Published on Apr 5, 2013
http://www.democracynow.org – Longtime media-reform advocate Robert McChesney looks at how the future of American politics could be largely determined by who controls the Internet in his newest book. “‘Digital Disconnect’ talks about the difference between the mythology of the Internet
Published on Apr 9, 2013
http://www.democracynow.org – An animal rights investigator details how he has spent over a decade secretly filming animal abuse and why that work is now imperiled by a wave of laws sweeping the country. Speaking on the condition we conceal his identity, “Pete” has secretly captured animal abuse on farms and slaughterhouses after applying to work at the location. He has released video footage to law enforcement and activist groups such as Mercy for Animals, helping spark national outcry and charges against the abusers. His investigations and footage have led to at least 15 criminal cases and have been used in several documentaries. But now Pete’s work is under threat — a dozen or so state legislatures have introduced bills that target people who covertly expose farm animal abuse. Nicknamed “ag-gag” laws, they would make it illegal to covertly videotape livestock farms, or apply for a job at one without disclosing affiliations with animal-rights groups. They also require activists to hand over undercover videos within 24 hours, preventing them from amassing a trove of material and publicizing their findings on their own

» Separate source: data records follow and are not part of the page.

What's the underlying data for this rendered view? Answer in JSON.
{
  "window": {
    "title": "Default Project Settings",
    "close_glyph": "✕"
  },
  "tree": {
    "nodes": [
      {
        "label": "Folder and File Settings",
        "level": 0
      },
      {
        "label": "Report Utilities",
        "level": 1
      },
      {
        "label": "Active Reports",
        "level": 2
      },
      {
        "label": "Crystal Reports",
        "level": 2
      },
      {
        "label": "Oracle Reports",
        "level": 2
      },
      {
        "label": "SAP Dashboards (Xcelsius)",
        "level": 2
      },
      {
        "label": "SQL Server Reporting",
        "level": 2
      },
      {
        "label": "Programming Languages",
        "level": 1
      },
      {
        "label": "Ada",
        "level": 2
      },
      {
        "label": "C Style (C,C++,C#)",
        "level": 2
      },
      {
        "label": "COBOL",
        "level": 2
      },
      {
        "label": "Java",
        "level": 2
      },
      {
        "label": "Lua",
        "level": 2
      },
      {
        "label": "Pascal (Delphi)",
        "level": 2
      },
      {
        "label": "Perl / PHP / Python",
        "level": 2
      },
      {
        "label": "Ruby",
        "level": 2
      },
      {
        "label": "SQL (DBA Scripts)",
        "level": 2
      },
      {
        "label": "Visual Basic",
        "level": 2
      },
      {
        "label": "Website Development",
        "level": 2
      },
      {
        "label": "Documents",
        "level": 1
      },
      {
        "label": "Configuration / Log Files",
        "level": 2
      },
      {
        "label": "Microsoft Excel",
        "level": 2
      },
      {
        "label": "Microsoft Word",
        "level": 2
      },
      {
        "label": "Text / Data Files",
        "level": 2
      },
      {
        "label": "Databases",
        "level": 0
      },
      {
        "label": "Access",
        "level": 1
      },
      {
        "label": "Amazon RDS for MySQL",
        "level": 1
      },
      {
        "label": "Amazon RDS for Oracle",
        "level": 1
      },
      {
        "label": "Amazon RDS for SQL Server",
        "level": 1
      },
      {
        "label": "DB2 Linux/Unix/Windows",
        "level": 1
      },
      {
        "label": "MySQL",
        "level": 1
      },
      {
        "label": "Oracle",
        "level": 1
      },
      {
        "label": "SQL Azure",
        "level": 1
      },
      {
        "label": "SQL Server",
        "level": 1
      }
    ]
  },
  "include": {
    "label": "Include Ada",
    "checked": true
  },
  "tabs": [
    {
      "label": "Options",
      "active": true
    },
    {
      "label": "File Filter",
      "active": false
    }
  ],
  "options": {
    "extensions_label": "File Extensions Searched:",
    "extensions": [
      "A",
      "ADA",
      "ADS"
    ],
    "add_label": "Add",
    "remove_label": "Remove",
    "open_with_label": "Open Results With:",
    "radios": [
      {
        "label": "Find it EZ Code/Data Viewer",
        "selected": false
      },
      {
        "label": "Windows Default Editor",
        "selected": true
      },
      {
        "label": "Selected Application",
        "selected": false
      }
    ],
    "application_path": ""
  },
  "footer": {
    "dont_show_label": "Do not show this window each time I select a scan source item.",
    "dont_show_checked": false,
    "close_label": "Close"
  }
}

Published on Apr 9, 2013
http://www.democracynow.org – So-called “ag-gag” bills that criminalize undercover filming on farms and at slaughterhouses to document criminal animal abuse are sweeping the country. Five states, including Missouri, Utah and Iowa, already have such laws in place. North Carolina has just become the latest state to consider such a law, joining a list that includes Arkansas, California, Indiana, Nebraska, Pennsylvania, Tennessee and Vermont. Many of these bills have been introduced with the backing of the American Legislative Exchange Council, or ALEC, a mechanism for corporate lobbyists to help write state laws. We host a debate on the Ag-Laws with two guests: Independent journalist Will Potter; and Emily Meredith, communications director for the Animal Agriculture Alliance.